This rebellious act starts when Matt's family goes over their limit and he is sent to a facility to work and pay off the debt. Matt starts off good, following the rules, working hard
When families go over their debt limit the oldest child is taken to a government workhouse. Matt's family had done so with him. Going to this work house, Matt had feared it was a horrible slave shop, but in fact it was the exact opposite. Their had been pools, gyms and loads of more activities for children. One day when Matt gets a little home sick he hacks into the work house data base only to find out that his little sister had gone to another work house. Will Matt ever get out of there? Will ...more
« previous 1 3 4 5 6 7 8 9 99 100 next »
  • Winter Door (The Gateway Trilogy, #2)
  • Shadows in the Twilight
  • The Tomorrow Code
  • Voices in the Dark (The Last Descendants, #2)
  • Sophie's Secret (Sophie, #2)
  • The Dragon in the Driveway (Dragon Keepers, #2)
  • Samurai (Simon St George #2)
  • Epitaph Road
  • Cold Case
  • Mostly Sunny with a Chance of Storms
  • The Wind in the Willows
  • Avenger (Boy Soldier, #3)
  • Jeff Corwin: a Wild Life: The Authorized Biography
  • Cross Your Heart, Connie Pickles
  • City of Time (The Navigator Trilogy, #2)
  • Best Detective Stories of Agatha Christie
  • The Circus of Adventure (Adventure, #7)
  • The Blending Time
Kristen Landon always thought it would be nice to live in a place where winter never gets too cold. Besides one lovely winter in California, she has spent her life bouncing back and forth between Michigan and Utah – both great places in the spring, summer, and fall. She now lives with her husband and four children in a home with fabulous views of Utah’s beautiful mountains out every window.

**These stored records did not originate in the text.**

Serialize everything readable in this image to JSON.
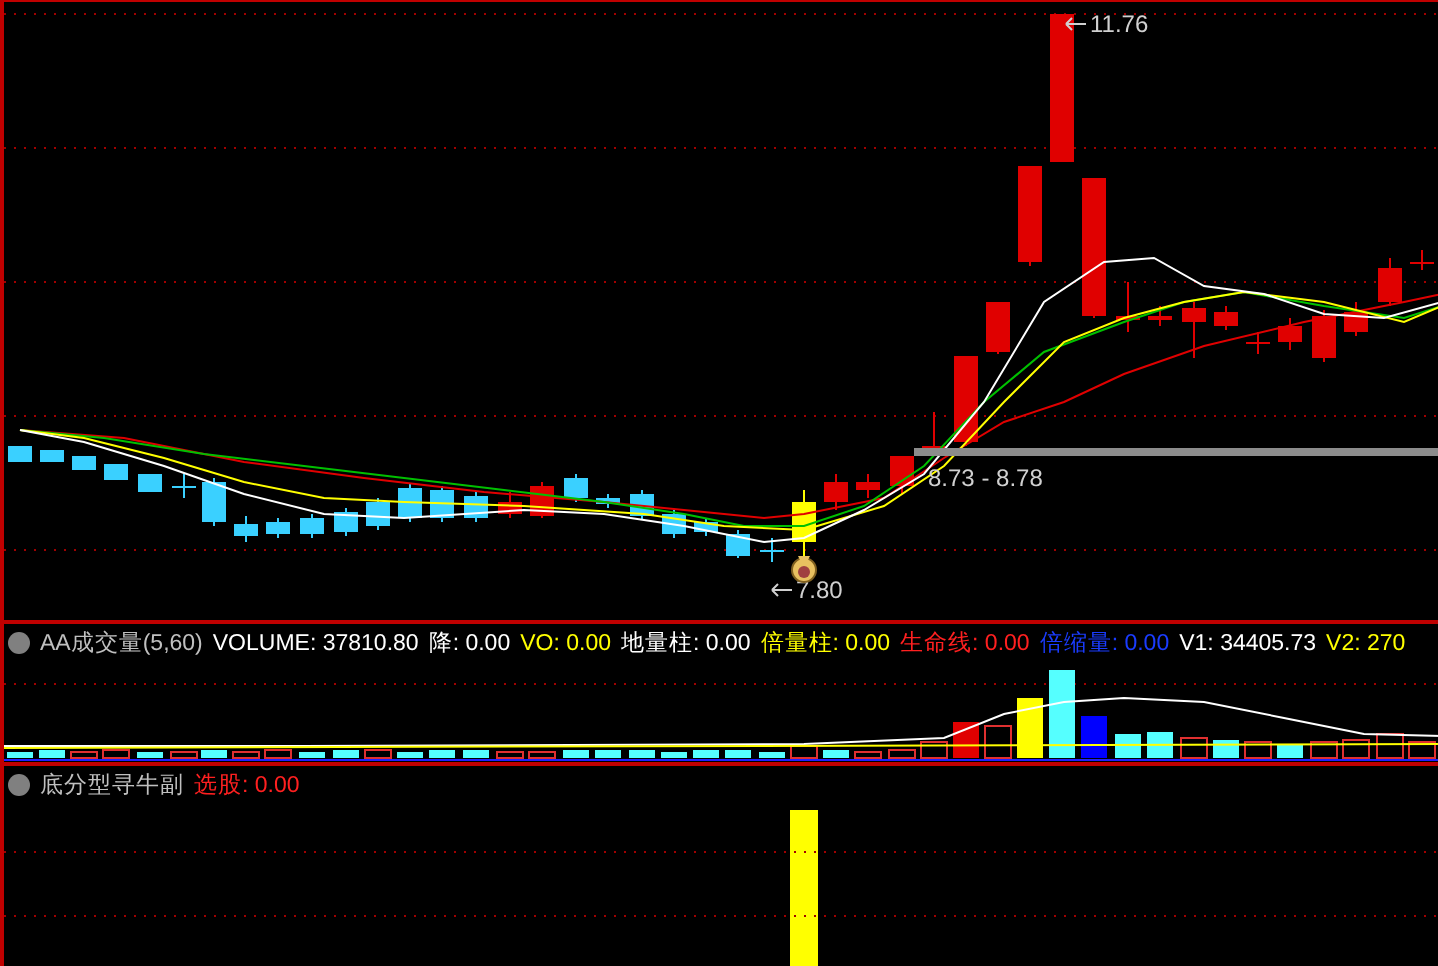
{
  "price_panel": {
    "high_label": "11.76",
    "low_label": "7.80",
    "range_label": "8.73 - 8.78"
  },
  "volume_panel": {
    "title": "AA成交量(5,60)",
    "legend": [
      {
        "text": "VOLUME: 37810.80",
        "color": "#ffffff"
      },
      {
        "text": "降: 0.00",
        "color": "#ffffff"
      },
      {
        "text": "VO: 0.00",
        "color": "#ffff00"
      },
      {
        "text": "地量柱: 0.00",
        "color": "#ffffff"
      },
      {
        "text": "倍量柱: 0.00",
        "color": "#ffff00"
      },
      {
        "text": "生命线: 0.00",
        "color": "#ff2020"
      },
      {
        "text": "倍缩量: 0.00",
        "color": "#1a3cff"
      },
      {
        "text": "V1: 34405.73",
        "color": "#ffffff"
      },
      {
        "text": "V2: 270",
        "color": "#ffff00"
      }
    ]
  },
  "indicator_panel": {
    "title": "底分型寻牛副",
    "legend": [
      {
        "text": "选股: 0.00",
        "color": "#ff2020"
      }
    ]
  }
}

More about Kristen Landon...
Life in the Pit Untitled Book #2 Untitled Book #2

Share This Book

No trivia or quizzes yet. Add some now »